▶ TASK INSTRUCTIONS:
Look through the data below, tally the lines where "Minnesota" occurs, and write the total alone.

▶ MATERIAL FOR THE TASK:
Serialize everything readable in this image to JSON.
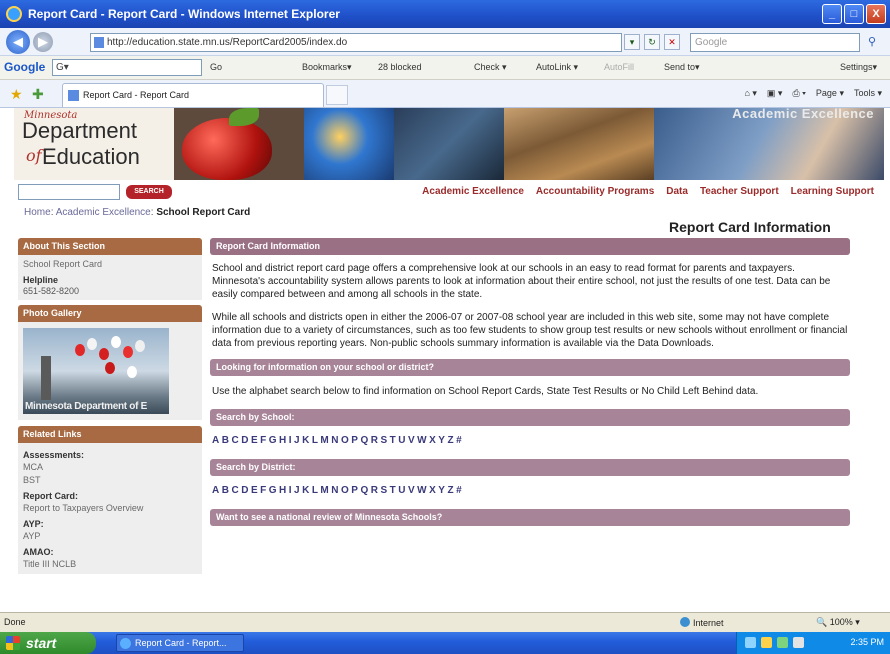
{
  "window": {
    "title": "Report Card - Report Card - Windows Internet Explorer",
    "buttons": [
      "_",
      "□",
      "X"
    ]
  },
  "address_bar": {
    "url": "http://education.state.mn.us/ReportCard2005/index.do",
    "search_placeholder": "Google"
  },
  "google_toolbar": {
    "logo": "Google",
    "search_value": "G▾",
    "items": [
      "Go",
      "Bookmarks▾",
      "28 blocked",
      "Check ▾",
      "AutoLink ▾",
      "AutoFill",
      "Send to▾",
      "Settings▾"
    ]
  },
  "tab": {
    "label": "Report Card - Report Card"
  },
  "command_bar": {
    "items": [
      "Page ▾",
      "Tools ▾"
    ]
  },
  "banner": {
    "logo_state": "Minnesota",
    "logo_department": "Department",
    "logo_of": "of",
    "logo_education": "Education",
    "tagline": "Academic Excellence"
  },
  "site_search": {
    "button": "SEARCH"
  },
  "top_nav": [
    "Academic Excellence",
    "Accountability Programs",
    "Data",
    "Teacher Support",
    "Learning Support"
  ],
  "breadcrumb": {
    "home": "Home",
    "section": "Academic Excellence",
    "current": "School Report Card"
  },
  "page_heading": "Report Card Information",
  "sidebar": {
    "about": {
      "heading": "About This Section",
      "link": "School Report Card",
      "helpline_label": "Helpline",
      "helpline_value": "651-582-8200"
    },
    "gallery": {
      "heading": "Photo Gallery",
      "caption": "Minnesota Department of E"
    },
    "related": {
      "heading": "Related Links",
      "groups": [
        {
          "label": "Assessments:",
          "links": [
            "MCA",
            "BST"
          ]
        },
        {
          "label": "Report Card:",
          "links": [
            "Report to Taxpayers Overview"
          ]
        },
        {
          "label": "AYP:",
          "links": [
            "AYP"
          ]
        },
        {
          "label": "AMAO:",
          "links": [
            "Title III NCLB"
          ]
        }
      ]
    }
  },
  "main": {
    "section1_heading": "Report Card Information",
    "paragraph1": "School and district report card page offers a comprehensive look at our schools in an easy to read format for parents and taxpayers. Minnesota's accountability system allows parents to look at information about their entire school, not just the results of one test. Data can be easily compared between and among all schools in the state.",
    "paragraph2": "While all schools and districts open in either the 2006-07 or 2007-08 school year are included in this web site, some may not have complete information due to a variety of circumstances, such as too few students to show group test results or new schools without enrollment or financial data from previous reporting years. Non-public schools summary information is available via the Data Downloads.",
    "section2_heading": "Looking for information on your school or district?",
    "paragraph3": "Use the alphabet search below to find information on School Report Cards, State Test Results or No Child Left Behind data.",
    "section3_heading": "Search by School:",
    "section4_heading": "Search by District:",
    "section5_heading": "Want to see a national review of Minnesota Schools?",
    "alphabet": [
      "A",
      "B",
      "C",
      "D",
      "E",
      "F",
      "G",
      "H",
      "I",
      "J",
      "K",
      "L",
      "M",
      "N",
      "O",
      "P",
      "Q",
      "R",
      "S",
      "T",
      "U",
      "V",
      "W",
      "X",
      "Y",
      "Z",
      "#"
    ]
  },
  "status_bar": {
    "status": "Done",
    "zone": "Internet",
    "zoom": "100%"
  },
  "taskbar": {
    "start": "start",
    "task": "Report Card - Report...",
    "clock": "2:35 PM"
  }
}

▶ TASK ANSWER:
4